-- Required action --
The listing below should be printed exactly, every line of it. Skip the pictures.

------------------------------------------------------------------------

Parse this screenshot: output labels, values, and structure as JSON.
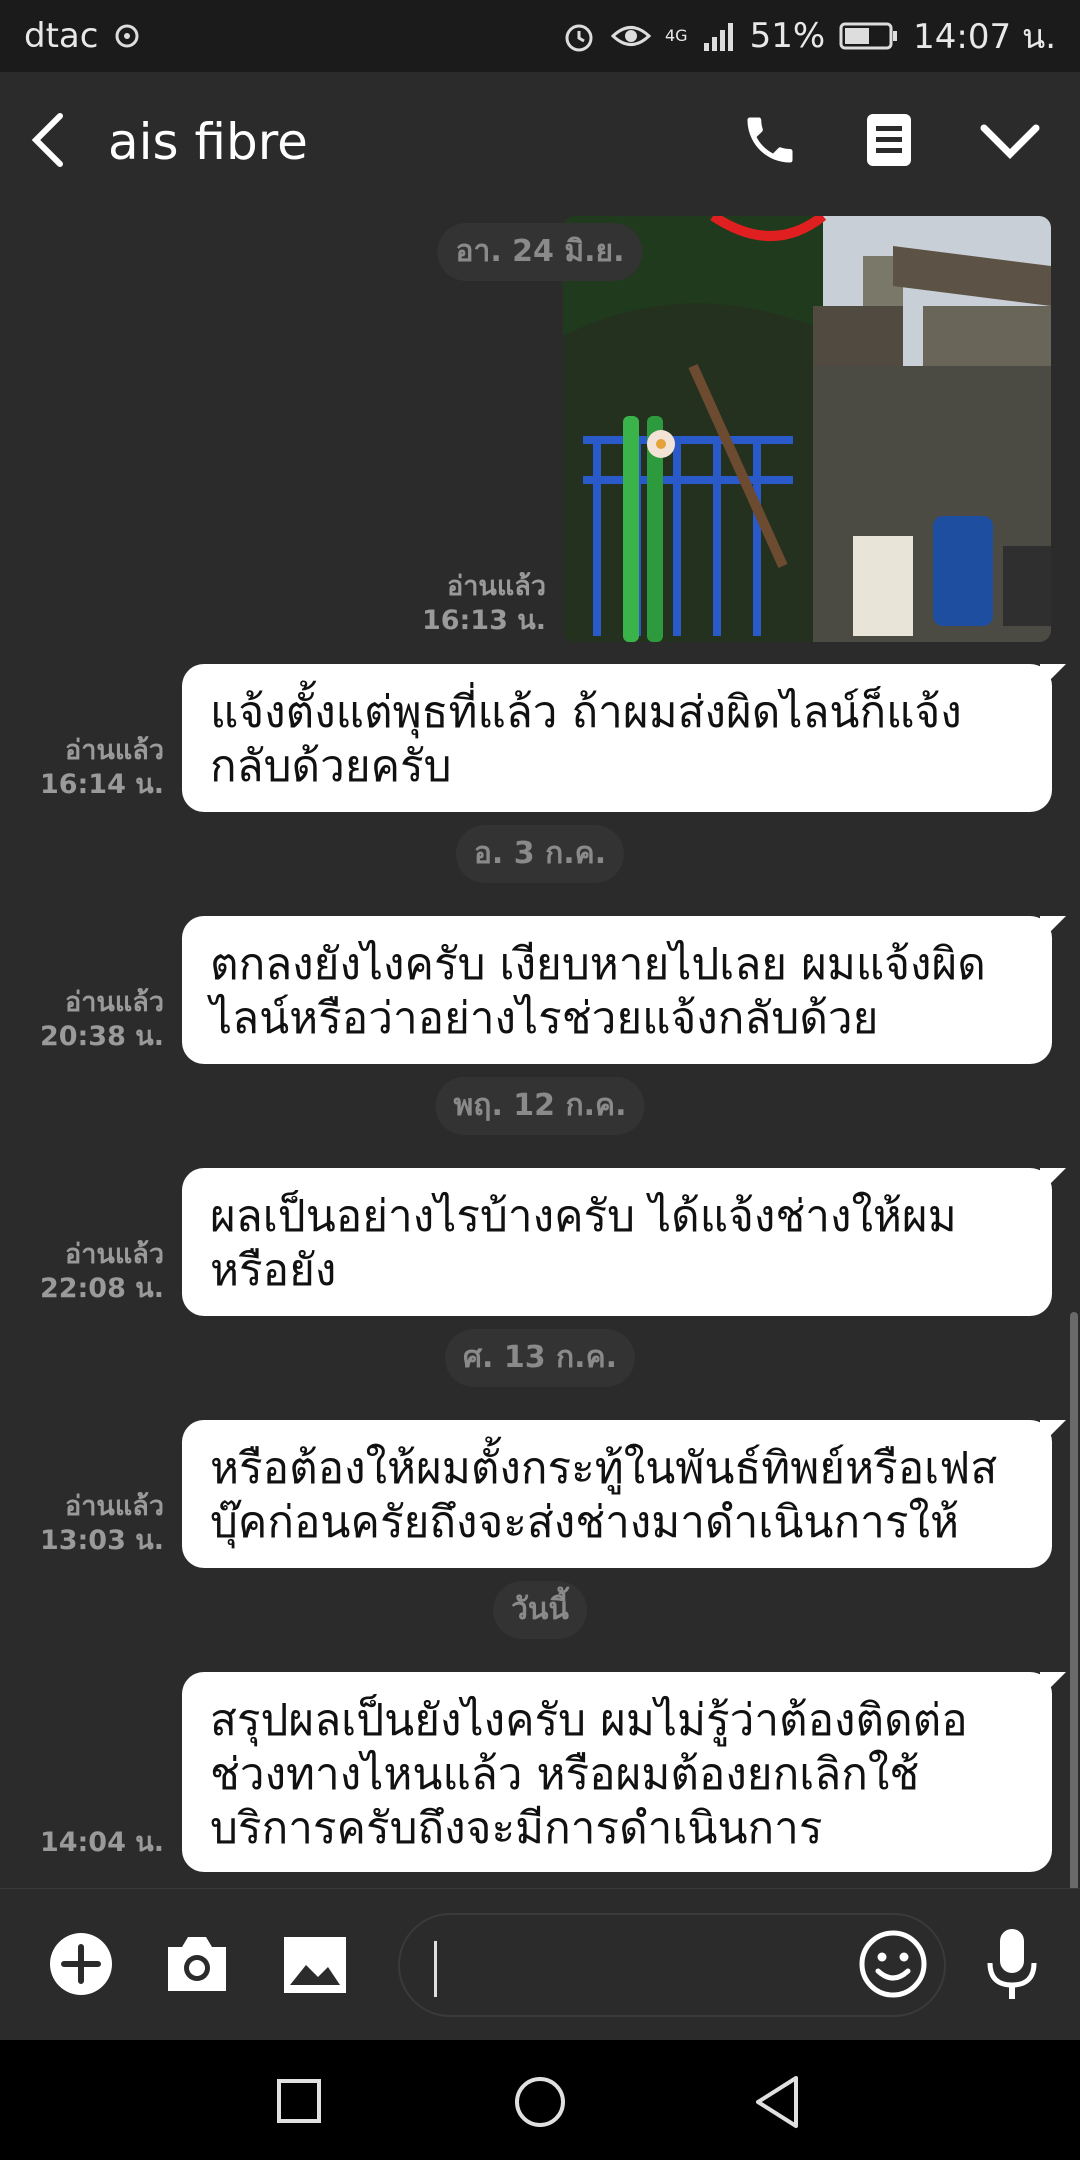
{
  "status": {
    "carrier": "dtac",
    "network": "4G",
    "battery": "51%",
    "time": "14:07 น."
  },
  "header": {
    "title": "ais fibre"
  },
  "messages": [
    {
      "type": "date",
      "text": "อา. 24 มิ.ย."
    },
    {
      "type": "photo",
      "read": "อ่านแล้ว",
      "time": "16:13 น."
    },
    {
      "type": "text",
      "read": "อ่านแล้ว",
      "time": "16:14 น.",
      "lines": [
        "แจ้งตั้งแต่พุธที่แล้ว ถ้าผมส่งผิดไลน์ก็แจ้ง",
        "กลับด้วยครับ"
      ]
    },
    {
      "type": "date",
      "text": "อ. 3 ก.ค."
    },
    {
      "type": "text",
      "read": "อ่านแล้ว",
      "time": "20:38 น.",
      "lines": [
        "ตกลงยังไงครับ เงียบหายไปเลย ผมแจ้งผิด",
        "ไลน์หรือว่าอย่างไรช่วยแจ้งกลับด้วย"
      ]
    },
    {
      "type": "date",
      "text": "พฤ. 12 ก.ค."
    },
    {
      "type": "text",
      "read": "อ่านแล้ว",
      "time": "22:08 น.",
      "lines": [
        "ผลเป็นอย่างไรบ้างครับ ได้แจ้งช่างให้ผม",
        "หรือยัง"
      ]
    },
    {
      "type": "date",
      "text": "ศ. 13 ก.ค."
    },
    {
      "type": "text",
      "read": "อ่านแล้ว",
      "time": "13:03 น.",
      "lines": [
        "หรือต้องให้ผมตั้งกระทู้ในพันธ์ทิพย์หรือเฟส",
        "บุ๊คก่อนครัยถึงจะส่งช่างมาดำเนินการให้"
      ]
    },
    {
      "type": "date",
      "text": "วันนี้"
    },
    {
      "type": "text",
      "read": "",
      "time": "14:04 น.",
      "lines": [
        "สรุปผลเป็นยังไงครับ ผมไม่รู้ว่าต้องติดต่อ",
        "ช่วงทางไหนแล้ว หรือผมต้องยกเลิกใช้",
        "บริการครับถึงจะมีการดำเนินการ"
      ]
    }
  ],
  "colors": {
    "background": "#2b2b2b",
    "bubble": "#ffffff",
    "date_chip": "#333333",
    "meta": "#9a9a9a"
  },
  "icons": {
    "back": "back-arrow-icon",
    "call": "phone-icon",
    "menu": "notes-icon",
    "expand": "chevron-down-icon",
    "add": "plus-icon",
    "camera": "camera-icon",
    "gallery": "image-icon",
    "emoji": "emoji-icon",
    "mic": "microphone-icon"
  }
}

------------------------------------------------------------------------

-- Answer space --
Parse this screenshot: output labels, values, and structure as JSON.
{
  "status": {
    "carrier": "dtac",
    "network": "4G",
    "battery": "51%",
    "time": "14:07 น."
  },
  "header": {
    "title": "ais fibre"
  },
  "messages": [
    {
      "type": "date",
      "text": "อา. 24 มิ.ย."
    },
    {
      "type": "photo",
      "read": "อ่านแล้ว",
      "time": "16:13 น."
    },
    {
      "type": "text",
      "read": "อ่านแล้ว",
      "time": "16:14 น.",
      "lines": [
        "แจ้งตั้งแต่พุธที่แล้ว ถ้าผมส่งผิดไลน์ก็แจ้ง",
        "กลับด้วยครับ"
      ]
    },
    {
      "type": "date",
      "text": "อ. 3 ก.ค."
    },
    {
      "type": "text",
      "read": "อ่านแล้ว",
      "time": "20:38 น.",
      "lines": [
        "ตกลงยังไงครับ เงียบหายไปเลย ผมแจ้งผิด",
        "ไลน์หรือว่าอย่างไรช่วยแจ้งกลับด้วย"
      ]
    },
    {
      "type": "date",
      "text": "พฤ. 12 ก.ค."
    },
    {
      "type": "text",
      "read": "อ่านแล้ว",
      "time": "22:08 น.",
      "lines": [
        "ผลเป็นอย่างไรบ้างครับ ได้แจ้งช่างให้ผม",
        "หรือยัง"
      ]
    },
    {
      "type": "date",
      "text": "ศ. 13 ก.ค."
    },
    {
      "type": "text",
      "read": "อ่านแล้ว",
      "time": "13:03 น.",
      "lines": [
        "หรือต้องให้ผมตั้งกระทู้ในพันธ์ทิพย์หรือเฟส",
        "บุ๊คก่อนครัยถึงจะส่งช่างมาดำเนินการให้"
      ]
    },
    {
      "type": "date",
      "text": "วันนี้"
    },
    {
      "type": "text",
      "read": "",
      "time": "14:04 น.",
      "lines": [
        "สรุปผลเป็นยังไงครับ ผมไม่รู้ว่าต้องติดต่อ",
        "ช่วงทางไหนแล้ว หรือผมต้องยกเลิกใช้",
        "บริการครับถึงจะมีการดำเนินการ"
      ]
    }
  ],
  "colors": {
    "background": "#2b2b2b",
    "bubble": "#ffffff",
    "date_chip": "#333333",
    "meta": "#9a9a9a"
  },
  "icons": {
    "back": "back-arrow-icon",
    "call": "phone-icon",
    "menu": "notes-icon",
    "expand": "chevron-down-icon",
    "add": "plus-icon",
    "camera": "camera-icon",
    "gallery": "image-icon",
    "emoji": "emoji-icon",
    "mic": "microphone-icon"
  }
}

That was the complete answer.